There is a function in mysqli, called
mysqli_report(), which looks like a counterpart for PDO’s
setAttribute() method with its
ERRMODE_* constants. The manual says:
Throw mysqli_sql_exception for errors instead of warnings
PDO::ERRMODE_EXCEPTION in mind, i tried this code
but, to my disappointment, it produced no exception nor warning at all.
So, here goes the question: is there a way to tell mysqli to throw exceptions without using
After some research I’ve finally learned that the function’s parameter is a bitmask, and one have to combine several values to get the desired result. The final combination is not overly logical, but it works as intended, throwing an exception on a query error while ignoring warnings.
mysqli_report(MYSQLI_REPORT_ERROR | MYSQLI_REPORT_STRICT);
will produce the desired result:
Fatal error: Uncaught exception ‘mysqli_sql_exception’ with message ‘You have an error in your SQL syntax; check the manual that corresponds to your MySQL server version for the right syntax to use near ‘foo’ at line 1′

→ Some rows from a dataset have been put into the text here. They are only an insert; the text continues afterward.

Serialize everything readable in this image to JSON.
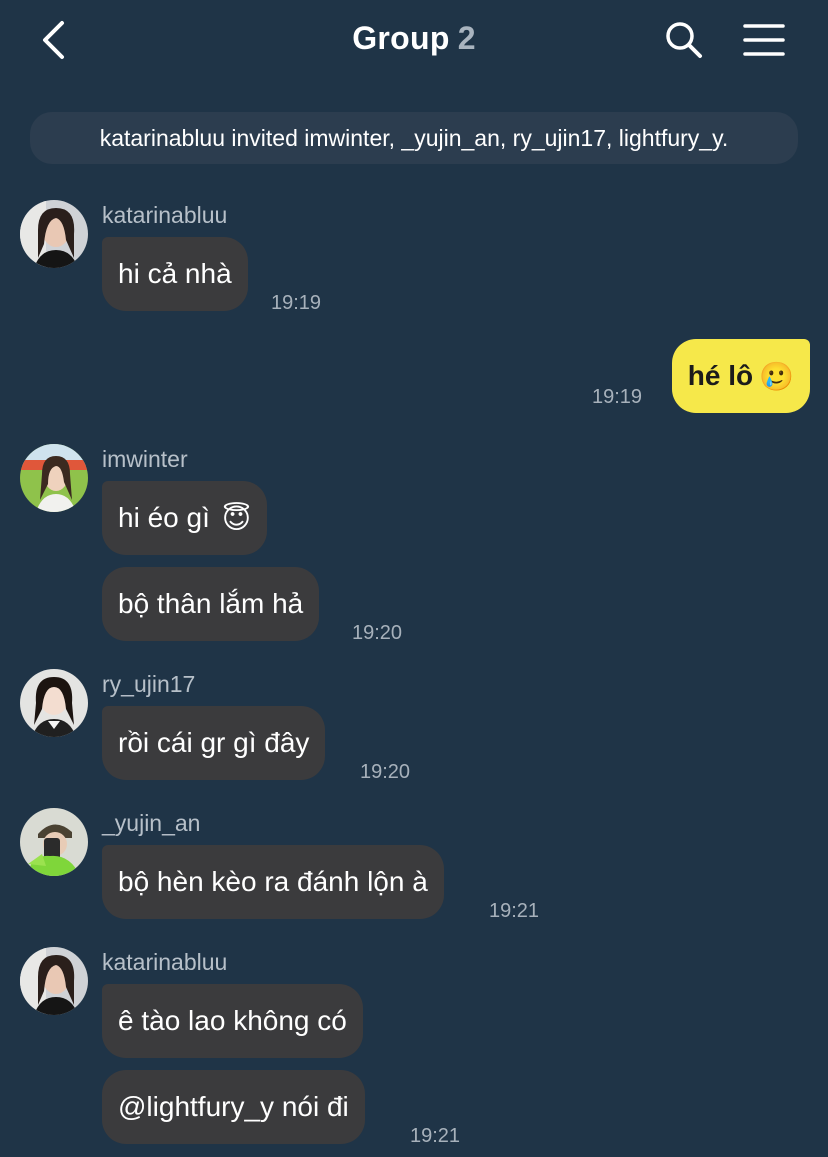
{
  "header": {
    "title": "Group",
    "count": "2",
    "icons": [
      "back-chevron-icon",
      "search-icon",
      "menu-icon"
    ]
  },
  "system_notice": "katarinabluu invited imwinter, _yujin_an, ry_ujin17, lightfury_y.",
  "messages": [
    {
      "sender": "katarinabluu",
      "text": "hi cả nhà",
      "time": "19:19"
    },
    {
      "sender": "me",
      "text": "hé lô",
      "emoji": "🥲",
      "time": "19:19"
    },
    {
      "sender": "imwinter",
      "text": "hi éo gì",
      "emoji": "😇"
    },
    {
      "sender": "imwinter",
      "text": "bộ thân lắm hả",
      "time": "19:20"
    },
    {
      "sender": "ry_ujin17",
      "text": "rồi cái gr gì đây",
      "time": "19:20"
    },
    {
      "sender": "_yujin_an",
      "text": "bộ hèn kèo ra đánh lộn à",
      "time": "19:21"
    },
    {
      "sender": "katarinabluu",
      "text": "ê tào lao không có"
    },
    {
      "sender": "katarinabluu",
      "text": "@lightfury_y nói đi",
      "time": "19:21"
    }
  ],
  "colors": {
    "background": "#1f3447",
    "incoming_bubble": "#3b3b3d",
    "outgoing_bubble": "#f6e84a",
    "notice_bg": "#2c3d4f"
  }
}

That’s not a bug, that’s a feature. 😉
PHP does not report mysqli or PDO errors by default because that information is highly sensitive, displaying it to a user is a great way to learn how to inject malicious data.

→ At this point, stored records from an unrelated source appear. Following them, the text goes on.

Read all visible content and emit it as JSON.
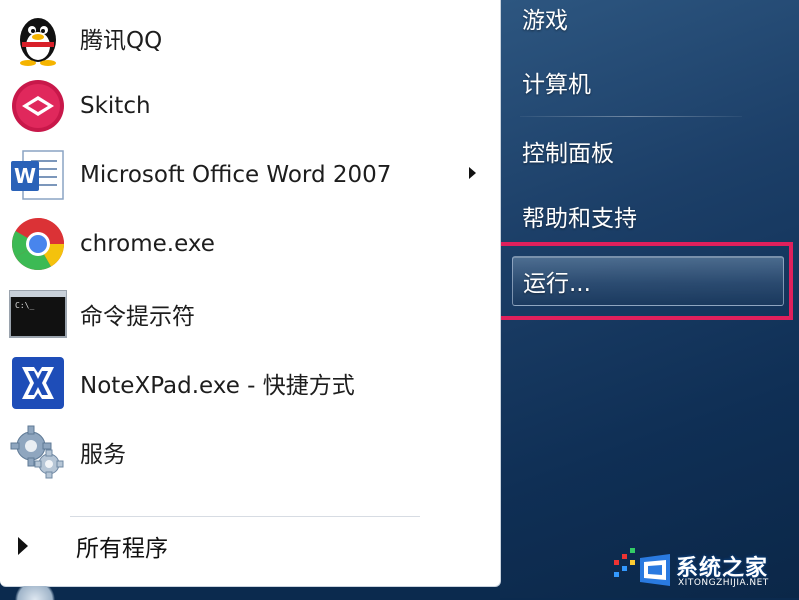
{
  "left_pane": {
    "programs": [
      {
        "label": "腾讯QQ",
        "icon": "qq-penguin-icon"
      },
      {
        "label": "Skitch",
        "icon": "skitch-icon"
      },
      {
        "label": "Microsoft Office Word 2007",
        "icon": "word-icon",
        "has_submenu": true
      },
      {
        "label": "chrome.exe",
        "icon": "chrome-icon"
      },
      {
        "label": "命令提示符",
        "icon": "command-prompt-icon"
      },
      {
        "label": "NoteXPad.exe - 快捷方式",
        "icon": "notexpad-icon"
      },
      {
        "label": "服务",
        "icon": "services-gear-icon"
      }
    ],
    "all_programs_label": "所有程序"
  },
  "right_pane": {
    "items": [
      {
        "label": "游戏"
      },
      {
        "label": "计算机"
      },
      {
        "label": "控制面板"
      },
      {
        "label": "帮助和支持"
      },
      {
        "label": "运行..."
      }
    ],
    "highlighted_item": "运行..."
  },
  "watermark": {
    "text": "系统之家",
    "url": "XITONGZHIJIA.NET"
  },
  "colors": {
    "highlight_border": "#e0205c",
    "right_pane_bg": "#1c3f68"
  }
}
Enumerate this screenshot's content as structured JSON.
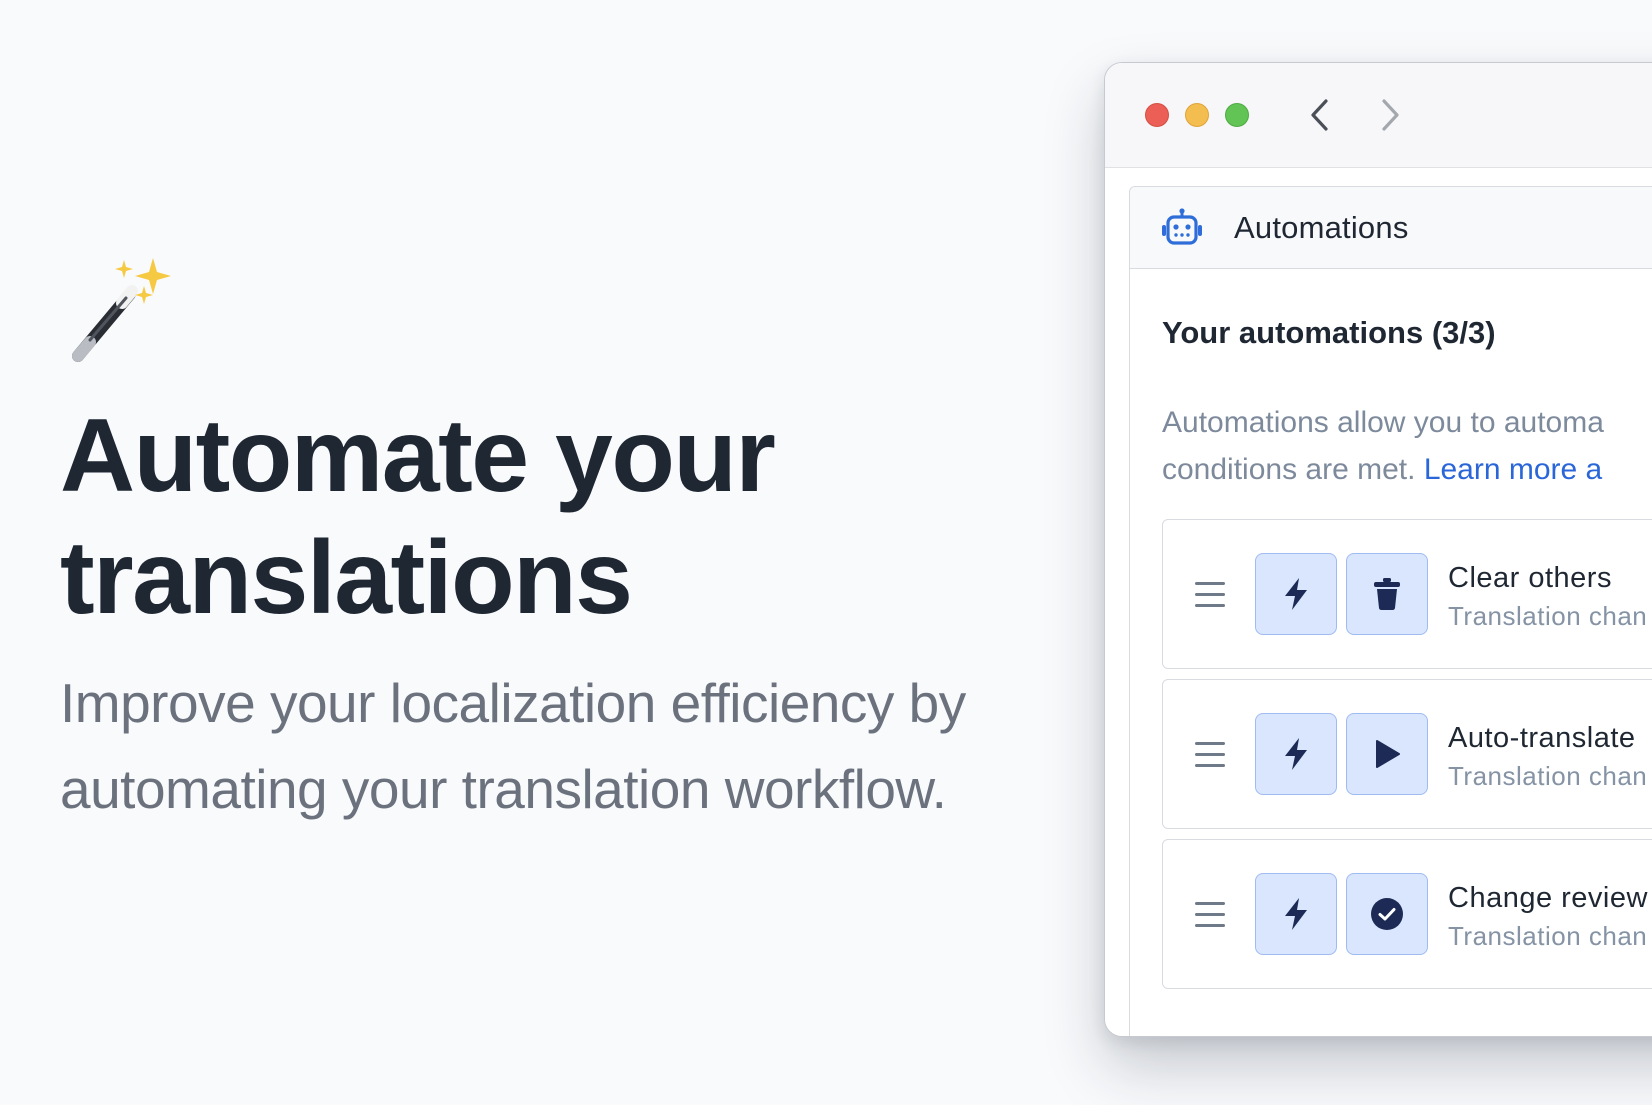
{
  "hero": {
    "icon": "magic-wand-sparkles-icon",
    "title_line1": "Automate your",
    "title_line2": "translations",
    "subtitle": "Improve your localization efficiency by automating your translation workflow."
  },
  "window": {
    "nav_back_icon": "chevron-left-icon",
    "nav_forward_icon": "chevron-right-icon",
    "panel": {
      "icon": "robot-icon",
      "title": "Automations"
    },
    "section_title": "Your automations (3/3)",
    "description_part1": "Automations allow you to automa",
    "description_part2": "conditions are met.",
    "learn_more": "Learn more a",
    "automations": [
      {
        "name": "Clear others",
        "subtitle": "Translation chan",
        "trigger_icon": "lightning-bolt-icon",
        "action_icon": "trash-icon"
      },
      {
        "name": "Auto-translate",
        "subtitle": "Translation chan",
        "trigger_icon": "lightning-bolt-icon",
        "action_icon": "play-icon"
      },
      {
        "name": "Change review",
        "subtitle": "Translation chan",
        "trigger_icon": "lightning-bolt-icon",
        "action_icon": "check-circle-icon"
      }
    ]
  },
  "colors": {
    "background": "#f9fafc",
    "title_text": "#1f2733",
    "subtitle_text": "#6b727e",
    "link": "#2b66d9",
    "icon_button_bg": "#d9e6fd",
    "icon_button_border": "#9ebbf2",
    "icon_dark": "#1c2a55",
    "traffic_red": "#ec5f56",
    "traffic_yellow": "#f4bd4f",
    "traffic_green": "#61c454"
  }
}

MYSQLI_REPORT_ERROR tells it to turn on the errors and MYSQLI_REPORT_STRICT tells it to convert those errors into Exceptions. This will give you a full report of the error message, so if you do this in production make sure that you do not display it to the end user.

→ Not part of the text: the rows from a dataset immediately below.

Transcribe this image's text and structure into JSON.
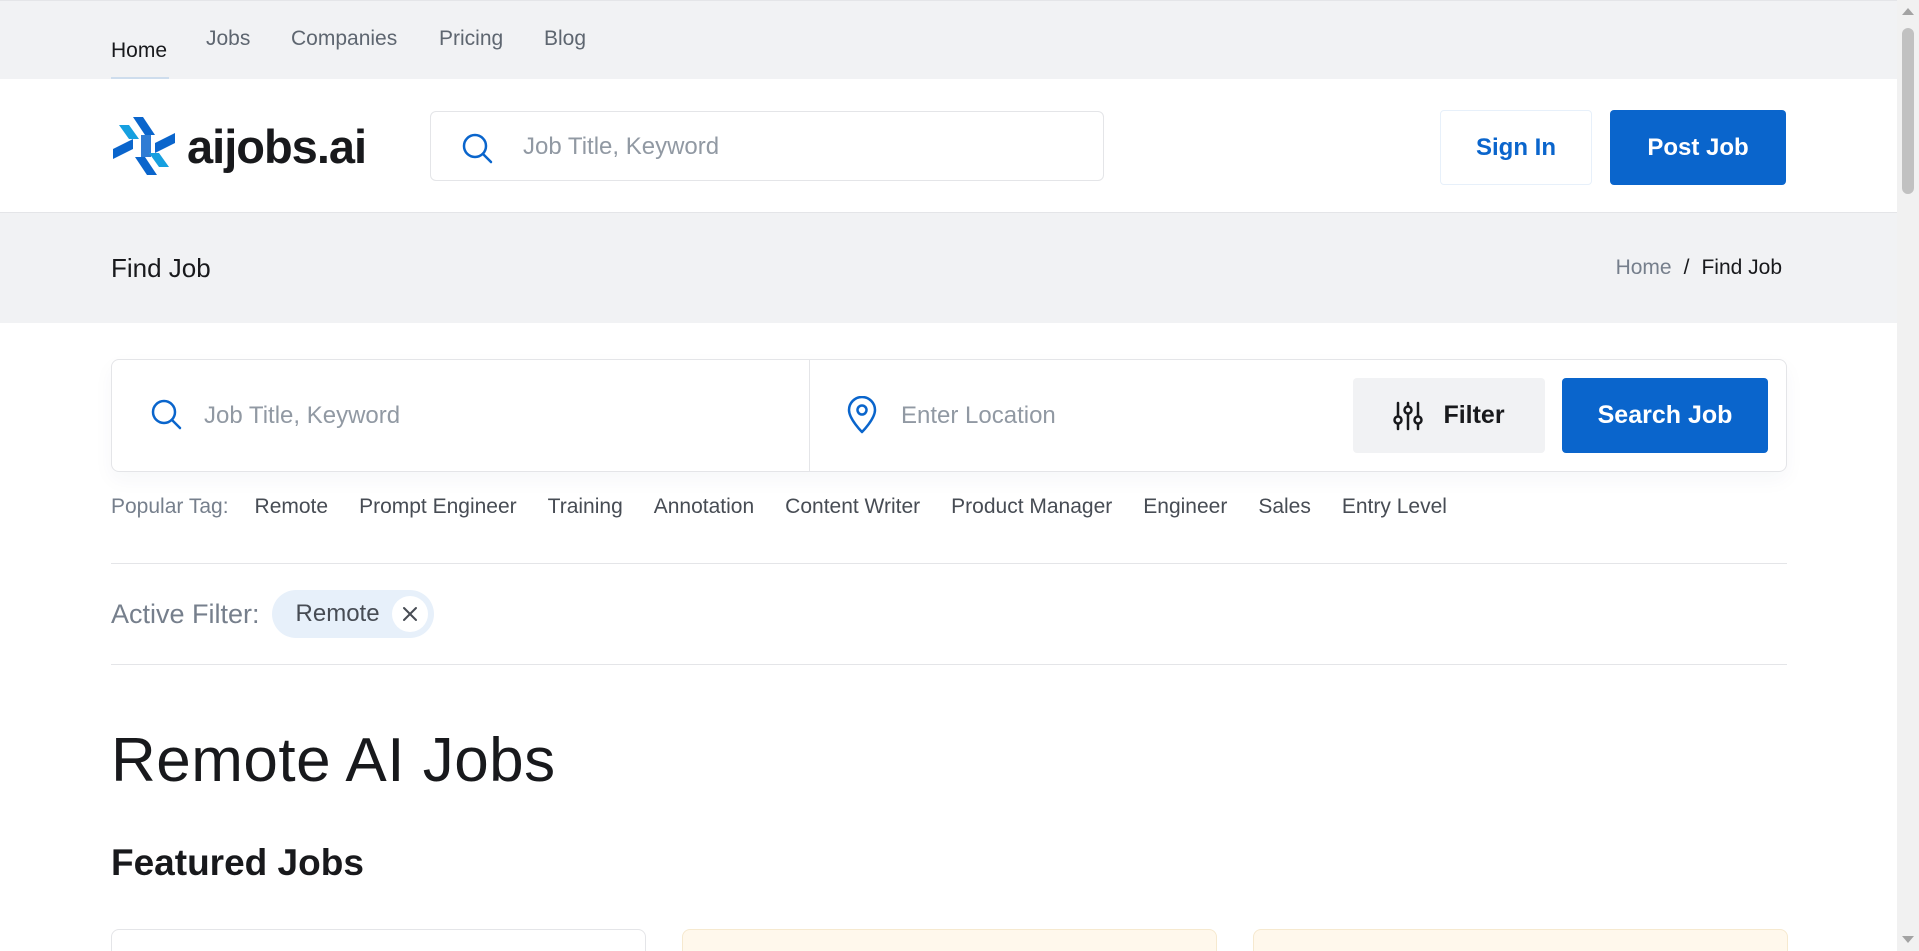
{
  "topnav": {
    "items": [
      {
        "label": "Home"
      },
      {
        "label": "Jobs"
      },
      {
        "label": "Companies"
      },
      {
        "label": "Pricing"
      },
      {
        "label": "Blog"
      }
    ]
  },
  "header": {
    "logo_text": "aijobs.ai",
    "search_placeholder": "Job Title, Keyword",
    "signin_label": "Sign In",
    "post_label": "Post Job"
  },
  "band": {
    "title": "Find Job",
    "breadcrumb": {
      "home": "Home",
      "sep": "/",
      "current": "Find Job"
    }
  },
  "search": {
    "keyword_placeholder": "Job Title, Keyword",
    "location_placeholder": "Enter Location",
    "filter_label": "Filter",
    "search_label": "Search Job"
  },
  "popular": {
    "label": "Popular Tag:",
    "tags": [
      "Remote",
      "Prompt Engineer",
      "Training",
      "Annotation",
      "Content Writer",
      "Product Manager",
      "Engineer",
      "Sales",
      "Entry Level"
    ]
  },
  "active_filter": {
    "label": "Active Filter:",
    "chip": "Remote"
  },
  "main": {
    "heading": "Remote AI Jobs",
    "subheading": "Featured Jobs"
  },
  "colors": {
    "accent": "#0a65cc",
    "band": "#f1f2f4",
    "chip": "#e7f0fa"
  }
}
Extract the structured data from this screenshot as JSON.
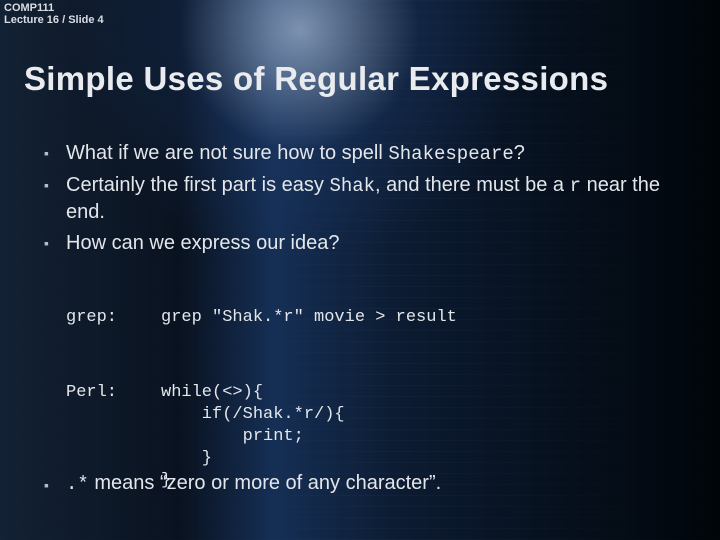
{
  "header": {
    "course": "COMP111",
    "lecture": "Lecture 16 / Slide 4"
  },
  "title": "Simple Uses of Regular Expressions",
  "bullets": {
    "b1_pre": "What if we are not sure how to spell ",
    "b1_code": "Shakespeare",
    "b1_post": "?",
    "b2_pre": "Certainly the first part is easy ",
    "b2_code1": "Shak",
    "b2_mid": ", and there must be a ",
    "b2_code2": "r",
    "b2_post": " near the end.",
    "b3": "How can we express our idea?"
  },
  "examples": {
    "grep_label": "grep:",
    "grep_code": "grep \"Shak.*r\" movie > result",
    "perl_label": "Perl:",
    "perl_code": "while(<>){\n    if(/Shak.*r/){\n        print;\n    }\n}"
  },
  "footer": {
    "code": ".*",
    "text": " means “zero or more of any character”."
  }
}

Using the Pipe symbol | allows you to set multiple constants in most of PHPs methods and functions. PDO, mysqli, filter_var, etc. all use the pipe to set multiple optional arguments of the same type, or a “bitwise disjunction of flags” to use the fancy term for it. The lazy person’s array argument.